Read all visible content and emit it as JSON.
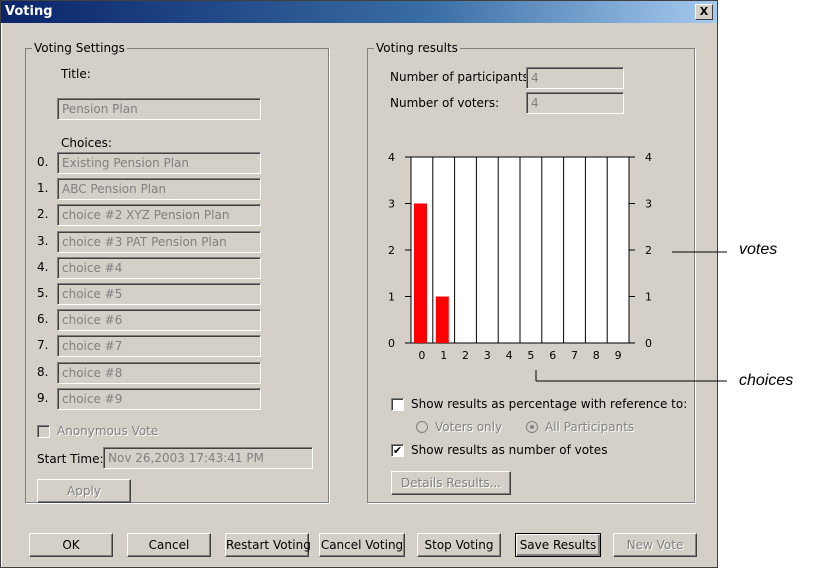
{
  "window": {
    "title": "Voting",
    "close_label": "X"
  },
  "settings": {
    "group_label": "Voting Settings",
    "title_label": "Title:",
    "title_value": "Pension Plan",
    "choices_label": "Choices:",
    "choices": [
      {
        "num": "0.",
        "value": "Existing Pension Plan"
      },
      {
        "num": "1.",
        "value": "ABC Pension Plan"
      },
      {
        "num": "2.",
        "value": "choice #2  XYZ Pension Plan"
      },
      {
        "num": "3.",
        "value": "choice #3 PAT Pension Plan"
      },
      {
        "num": "4.",
        "value": "choice #4"
      },
      {
        "num": "5.",
        "value": "choice #5"
      },
      {
        "num": "6.",
        "value": "choice #6"
      },
      {
        "num": "7.",
        "value": "choice #7"
      },
      {
        "num": "8.",
        "value": "choice #8"
      },
      {
        "num": "9.",
        "value": "choice #9"
      }
    ],
    "anonymous_label": "Anonymous Vote",
    "start_time_label": "Start Time:",
    "start_time_value": "Nov 26,2003  17:43:41 PM",
    "apply_label": "Apply"
  },
  "results": {
    "group_label": "Voting results",
    "participants_label": "Number of participants:",
    "participants_value": "4",
    "voters_label": "Number of voters:",
    "voters_value": "4",
    "pct_label": "Show results as percentage with reference to:",
    "radio_voters": "Voters only",
    "radio_all": "All Participants",
    "number_label": "Show results as number of votes",
    "number_checked": "✔",
    "details_label": "Details Results..."
  },
  "buttons": {
    "ok": "OK",
    "cancel": "Cancel",
    "restart": "Restart Voting",
    "cancel_voting": "Cancel Voting",
    "stop": "Stop Voting",
    "save": "Save Results",
    "new_vote": "New Vote"
  },
  "annotations": {
    "votes": "votes",
    "choices": "choices"
  },
  "colors": {
    "bar": "#ff0000",
    "face": "#d4d0c8",
    "title_start": "#0a246a"
  },
  "chart_data": {
    "type": "bar",
    "categories": [
      "0",
      "1",
      "2",
      "3",
      "4",
      "5",
      "6",
      "7",
      "8",
      "9"
    ],
    "values": [
      3,
      1,
      0,
      0,
      0,
      0,
      0,
      0,
      0,
      0
    ],
    "yticks": [
      "0",
      "1",
      "2",
      "3",
      "4"
    ],
    "ylim": [
      0,
      4
    ],
    "grid": true
  }
}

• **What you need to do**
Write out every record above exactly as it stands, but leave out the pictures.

• **Task result**
Read all visible content and emit it as JSON.
{
  "window": {
    "title": "Voting",
    "close_label": "X"
  },
  "settings": {
    "group_label": "Voting Settings",
    "title_label": "Title:",
    "title_value": "Pension Plan",
    "choices_label": "Choices:",
    "choices": [
      {
        "num": "0.",
        "value": "Existing Pension Plan"
      },
      {
        "num": "1.",
        "value": "ABC Pension Plan"
      },
      {
        "num": "2.",
        "value": "choice #2  XYZ Pension Plan"
      },
      {
        "num": "3.",
        "value": "choice #3 PAT Pension Plan"
      },
      {
        "num": "4.",
        "value": "choice #4"
      },
      {
        "num": "5.",
        "value": "choice #5"
      },
      {
        "num": "6.",
        "value": "choice #6"
      },
      {
        "num": "7.",
        "value": "choice #7"
      },
      {
        "num": "8.",
        "value": "choice #8"
      },
      {
        "num": "9.",
        "value": "choice #9"
      }
    ],
    "anonymous_label": "Anonymous Vote",
    "start_time_label": "Start Time:",
    "start_time_value": "Nov 26,2003  17:43:41 PM",
    "apply_label": "Apply"
  },
  "results": {
    "group_label": "Voting results",
    "participants_label": "Number of participants:",
    "participants_value": "4",
    "voters_label": "Number of voters:",
    "voters_value": "4",
    "pct_label": "Show results as percentage with reference to:",
    "radio_voters": "Voters only",
    "radio_all": "All Participants",
    "number_label": "Show results as number of votes",
    "number_checked": "✔",
    "details_label": "Details Results..."
  },
  "buttons": {
    "ok": "OK",
    "cancel": "Cancel",
    "restart": "Restart Voting",
    "cancel_voting": "Cancel Voting",
    "stop": "Stop Voting",
    "save": "Save Results",
    "new_vote": "New Vote"
  },
  "annotations": {
    "votes": "votes",
    "choices": "choices"
  },
  "colors": {
    "bar": "#ff0000",
    "face": "#d4d0c8",
    "title_start": "#0a246a"
  },
  "chart_data": {
    "type": "bar",
    "categories": [
      "0",
      "1",
      "2",
      "3",
      "4",
      "5",
      "6",
      "7",
      "8",
      "9"
    ],
    "values": [
      3,
      1,
      0,
      0,
      0,
      0,
      0,
      0,
      0,
      0
    ],
    "yticks": [
      "0",
      "1",
      "2",
      "3",
      "4"
    ],
    "ylim": [
      0,
      4
    ],
    "grid": true
  }
}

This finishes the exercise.